I’d like to recall something that happened a couple weeks ago, which serves as a barometer for where baseball is, in relation to where it used to be.
On May 8, Baltimore starter Dylan Bundy gave up a single to Kansas City’s first batter of the game, then coughed up three straight homers, walked two guys, and gave up another jack. Seven hitters, seven runs and 15 total bases surrendered without recording an out. It was by any measure among the worst performances in baseball history.
The question here: Beyond simply pitching better, should Bundy have done anything differently?
Once, the obvious response would have been for Bundy to knock a hitter or two down—if not drill them outright— somewhere amid that chain of carnage. Some small examples:
- 1944, St. Louis vs. Cincinnati. Walker Cooper, Whitey Kurowski and Danny Litwhiler hit consecutive homers against Clyde Shoun. Shoun knocked the next batter, Marty Marion, on his backside with an inside pitch.
- After Cleveland scored three runs in the first inning and eight in the second against three Twins pitchers in 1975, Minnesota reliever Mark Wiley opened the third by drilling Rick Manning in the leg.
- In 1985, Bob McClure gave up two homers to the A’s in the span of six batters, which struck the southpaw as especially egregious given that both were hit by left-handers. His first pitch sent the next batter, Dave Kingman, sprawling.
There was a point to those reactions beyond simple frustration. If a team is clearly comfortable in the batter’s box—as was the case against Bundy, and in all three examples above—it behooves the pitcher to disrupt the emerging pattern. This doesn’t mandate hitting anybody, of course, so much as making an opponent move his feet to avoid an inside pitch. In two of the above examples, this is precisely what happened. Marion’s at-bat ended with a popup to shortstop, Kingman’s with a popup to short right field. The hitter after Manning, George Hendrick, struck out. Bundy, however, kept pumping strikes, even as those strikes were getting hammered, and the result was self-evident.
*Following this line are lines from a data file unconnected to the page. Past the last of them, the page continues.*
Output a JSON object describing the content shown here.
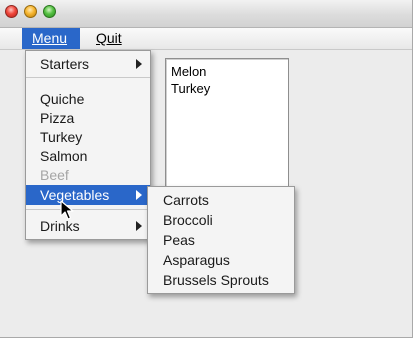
{
  "window": {
    "traffic_lights": [
      "close",
      "minimize",
      "zoom"
    ]
  },
  "menubar": {
    "items": [
      {
        "label": "Menu"
      },
      {
        "label": "Quit"
      }
    ]
  },
  "listbox": {
    "items": [
      "Melon",
      "Turkey"
    ]
  },
  "menu": {
    "items": [
      {
        "label": "Starters",
        "submenu": true,
        "enabled": true
      },
      {
        "label": "Quiche",
        "enabled": true
      },
      {
        "label": "Pizza",
        "enabled": true
      },
      {
        "label": "Turkey",
        "enabled": true
      },
      {
        "label": "Salmon",
        "enabled": true
      },
      {
        "label": "Beef",
        "enabled": false
      },
      {
        "label": "Vegetables",
        "submenu": true,
        "enabled": true,
        "selected": true
      },
      {
        "label": "Drinks",
        "submenu": true,
        "enabled": true
      }
    ]
  },
  "submenu": {
    "items": [
      "Carrots",
      "Broccoli",
      "Peas",
      "Asparagus",
      "Brussels Sprouts"
    ]
  },
  "colors": {
    "selection": "#2a67c9",
    "disabled_text": "#a5a5a5"
  },
  "icons": {
    "cursor": "arrow-pointer-icon",
    "submenu_indicator": "triangle-right-icon"
  }
}
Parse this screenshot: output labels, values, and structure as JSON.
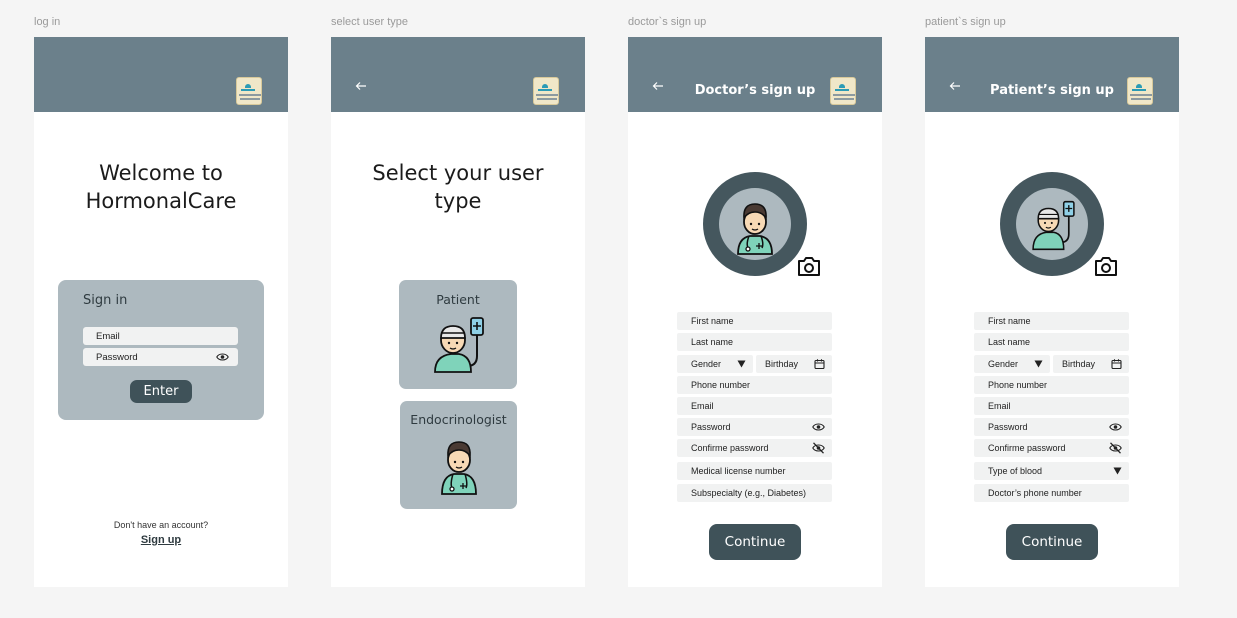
{
  "frames": {
    "login": "log in",
    "select": "select user type",
    "doctor": "doctor`s sign up",
    "patient": "patient`s sign up"
  },
  "login": {
    "heading_line1": "Welcome to",
    "heading_line2": "HormonalCare",
    "card_title": "Sign in",
    "email_placeholder": "Email",
    "password_placeholder": "Password",
    "enter_label": "Enter",
    "signup_prompt": "Don't have an account?",
    "signup_link": "Sign up"
  },
  "select": {
    "heading_line1": "Select your user",
    "heading_line2": "type",
    "patient_label": "Patient",
    "endo_label": "Endocrinologist"
  },
  "doctor": {
    "title": "Doctor’s sign up",
    "first_name": "First name",
    "last_name": "Last name",
    "gender": "Gender",
    "birthday": "Birthday",
    "phone": "Phone number",
    "email": "Email",
    "password": "Password",
    "confirm_password": "Confirme password",
    "license": "Medical license number",
    "subspecialty": "Subspecialty (e.g., Diabetes)",
    "continue_label": "Continue"
  },
  "patient": {
    "title": "Patient’s sign up",
    "first_name": "First name",
    "last_name": "Last name",
    "gender": "Gender",
    "birthday": "Birthday",
    "phone": "Phone number",
    "email": "Email",
    "password": "Password",
    "confirm_password": "Confirme password",
    "blood_type": "Type of blood",
    "doctor_phone": "Doctor’s phone number",
    "continue_label": "Continue"
  },
  "icons": {
    "back": "arrow-left-icon",
    "eye": "eye-icon",
    "eye_off": "eye-off-icon",
    "calendar": "calendar-icon",
    "camera": "camera-icon",
    "caret": "caret-down-icon"
  },
  "colors": {
    "topbar": "#6b808b",
    "card": "#adb9bf",
    "button": "#3f5259",
    "avatar_ring": "#45575e"
  }
}
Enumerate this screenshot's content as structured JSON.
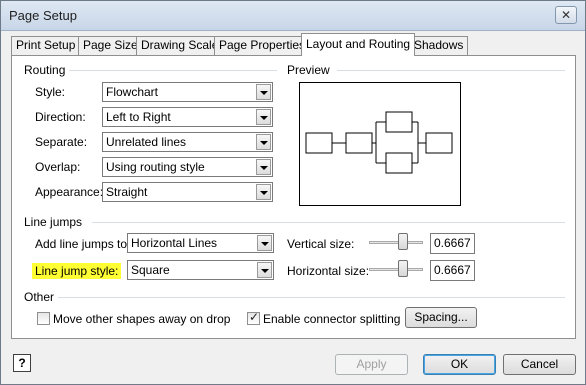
{
  "window": {
    "title": "Page Setup",
    "close_glyph": "✕"
  },
  "tabs": [
    "Print Setup",
    "Page Size",
    "Drawing Scale",
    "Page Properties",
    "Layout and Routing",
    "Shadows"
  ],
  "routing": {
    "section_label": "Routing",
    "style": {
      "label": "Style:",
      "value": "Flowchart"
    },
    "direction": {
      "label": "Direction:",
      "value": "Left to Right"
    },
    "separate": {
      "label": "Separate:",
      "value": "Unrelated lines"
    },
    "overlap": {
      "label": "Overlap:",
      "value": "Using routing style"
    },
    "appearance": {
      "label": "Appearance:",
      "value": "Straight"
    }
  },
  "preview": {
    "section_label": "Preview"
  },
  "line_jumps": {
    "section_label": "Line jumps",
    "add_line_jumps": {
      "label": "Add line jumps to:",
      "value": "Horizontal Lines"
    },
    "line_jump_style": {
      "label": "Line jump style:",
      "value": "Square"
    },
    "vertical_size": {
      "label": "Vertical size:",
      "value": "0.6667"
    },
    "horizontal_size": {
      "label": "Horizontal size:",
      "value": "0.6667"
    },
    "highlight_color": "#ffff33"
  },
  "other": {
    "section_label": "Other",
    "move_shapes": {
      "label": "Move other shapes away on drop",
      "checked": false
    },
    "enable_splitting": {
      "label": "Enable connector splitting",
      "checked": true,
      "check_glyph": "✓"
    },
    "spacing_button": "Spacing..."
  },
  "footer": {
    "help_glyph": "?",
    "apply": "Apply",
    "ok": "OK",
    "cancel": "Cancel"
  }
}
Hell, Manning’s manager back in ’75 was the man with the reddest ass in the history of baseball, Frank Robinson. What did he think of Wiley plunking his guy? “When you’re getting your ass kicked, you’ve got to do something like that,” Robinson said in Making of a Manager.
That era has passed. Intentionally placed inside fastballs are frowned upon like never before. It does not even occur to many pitchers that disrupting a hitter’s comfort zone is actually a viable strategy. We saw it last year when the Nationals went deep four times in the span of five batters against Milwaukee. We saw it in 2010, when four straight Diamondbacks homered against Brewers right-hander Dave Bush.
For the clearest distinction between then-and-now responses, look to 1963, when Angels pitcher Paul Foytack gave up four consecutive jacks to Cleveland in a game that inspired a passage cut from the final draft of The Baseball Codes:
In a 1963 game, Foytack, a Los Angeles Angels pitcher in his 10th big league season, allowed consecutive home runs to Cleveland’s Woody Held, Pedro Ramos and Tito Francona. They were the fourth, fifth and sixth homers the right-hander had given up on the day. To make matters worse, Ramos was the opposing pitcher, sported a .107 batting average, and it was his second round-tripper of the game. Foytack had had about enough, and decided to knock down the next batter, rookie Larry Brown. But even that didn’t work out too well.
Foytack’s first offering tailed over the plate, and Brown hit the Indians’ fourth straight homer. It was the first of his career, and made Foytack the first pitcher in major league history to give up back-to-back-to-back-to-back home runs.
“Today,” said Foytack a few years back, “if you throw close to a guy, they want to take you out.”
There’s a lot to be said for this latest, gentlest iteration of baseball. Some of the things that are getting lost, however, are actually pertinent to the playing of quality baseball.